Yesterday, Max the dog found a place to squeeze through the fence. He ran away from me with that big doggy grin on his face when I called him to come back. He skipped through the front neighbor's yard then poof. Vanished.
I had an idea that I thought might work since he is such a runner and only swayed by a couple of good things in life. I went and got the milk pail, which he knows all too well as he gets the leftover milk when there isn't enough to fill a quart jar. I ran back to the neighbor's fence and called him. Nothing.
I went to the next neighbor over and that family was in their back yard blowing bubbles to their little dogs. I stood on a 5 gallon bucket to see over their wall and asked them if they had seen a brown dog. Max came bounding up to chase bubbles with the others. "Ah there he is!"
Then Max, realizing I had spotted him, smiled and ran off. I quickly gave the bucket to the man and said call him and ask him if he wants his milk.
Oh yes. They all looked at me like I was crazy.
It's okay. I'm used to that. You have to be off your rocker to want to be a farmer with real farm animals and all that...you know...just for fun.
To his credit, that man ran after my dog asking Max if he wanted his milk. My dog ran through the easement and back to the first neighbor's yard. The man gave me my bucket back and I thanked him. Then my silly dog who thinks milk is the nectar of the gods came right back to the hole in the fence and followed me back to his kennel.
Like a good dog.
Yes, I gave him some milk.
Which leads me to today and my goat issue. So I went to Lowe's and got a bunch of fence posts and fencing to remedy this dog sneaking out issue as I do not want him or any other animal to be able to get in or out of the fence. The existing fence isn't mine, so I really have no right to fiddle with it. Besides, I have learned a trick or two about animal proofing fences.
I pulled in with my overladen truck and went to feed the animals before I could unload. There in the 'mommy' stall was Ms. Cow with a bubble hanging out of her back end.

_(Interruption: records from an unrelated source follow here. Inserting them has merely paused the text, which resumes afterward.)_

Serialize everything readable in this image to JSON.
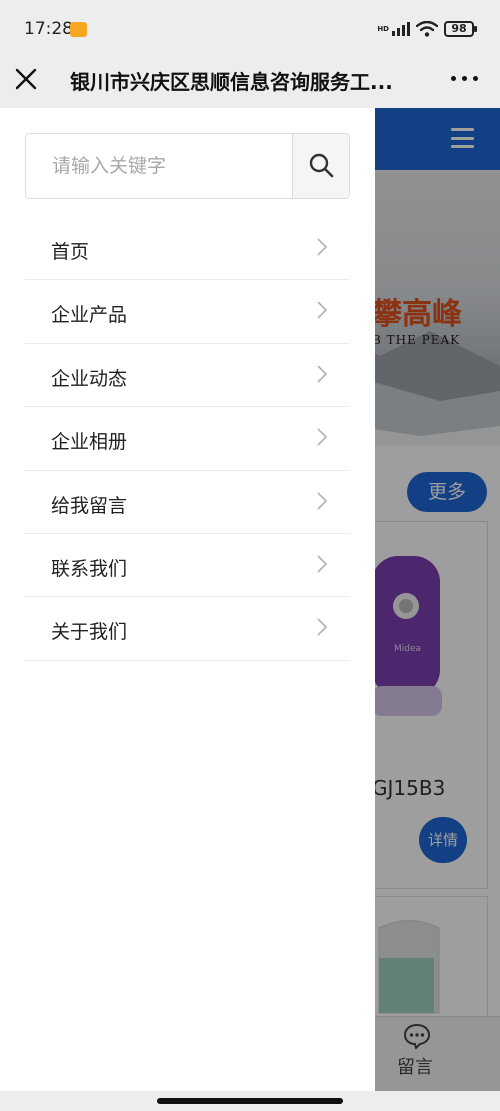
{
  "status_bar": {
    "time": "17:28",
    "hd": "HD",
    "battery": "98"
  },
  "header": {
    "title": "银川市兴庆区思顺信息咨询服务工..."
  },
  "background": {
    "banner_text": "攀高峰",
    "banner_sub": "B THE PEAK",
    "more_label": "更多",
    "product_model": "GJ15B3",
    "detail_label": "详情",
    "message_label": "留言",
    "product_brand": "Midea"
  },
  "drawer": {
    "search": {
      "placeholder": "请输入关键字",
      "value": ""
    },
    "menu": [
      {
        "label": "首页"
      },
      {
        "label": "企业产品"
      },
      {
        "label": "企业动态"
      },
      {
        "label": "企业相册"
      },
      {
        "label": "给我留言"
      },
      {
        "label": "联系我们"
      },
      {
        "label": "关于我们"
      }
    ]
  },
  "colors": {
    "accent": "#1f66d6",
    "overlay": "rgba(0,0,0,0.38)",
    "header_bg": "#ededed"
  }
}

My plans now interupted, I went and grabbed fresh straw and bedded down the area with it so she could push her little one into the world on a relatively clean space. And I watched as she dutifully did so without any help for me. She's a pro after all. This is her third time having babies.
I hung around and noticed Ms. Cow give another big push. A hoof poked out. Goats can come out different ways and don't tend to need much help. But after some time I noticed that the discharge changed from clear to a yucky yellow-brown color. Learning from last year and Vanilla's stressful births, I figured this baby was having a hard time.
I scrubbed up my hands and arms with soap and water and well...reached in. It was slimy. I felt around as gently as I could, surprised by how much room there is inside a goat. I followed the shoulder up to where the head should be. But where was the head? Really weird. It wasn't where I thought it should be. I felt across the chest to the other leg which was folded under the body. Felt up and to the side and discovered the head was folded to one side of the baby, squished tight to its body.
I took my hand out and pushed the leg back in, folding it inside to match the other leg. Then I found the turned head and carefully repositioned it so the nose was facing the exit. As soon as I took my hand out, that baby was zooming toward the door and was born in a hurry. He came out upside down, revealing that he had manparts.
Yesterday and today reminded me that things go unexpectedly wrong in life. Sometimes all we can do is try our best to straighten them out and get them back on track. Life is too short to be angry or frustrated or squeamish. When things need to get done, it's best to just do them right away.
Tomorrow is fence day...unless something else goes wrong.
One more goat left to give birth and kidding season is done for 2013. Let's hope Cocoa Puff's birthing day goes without any hitches.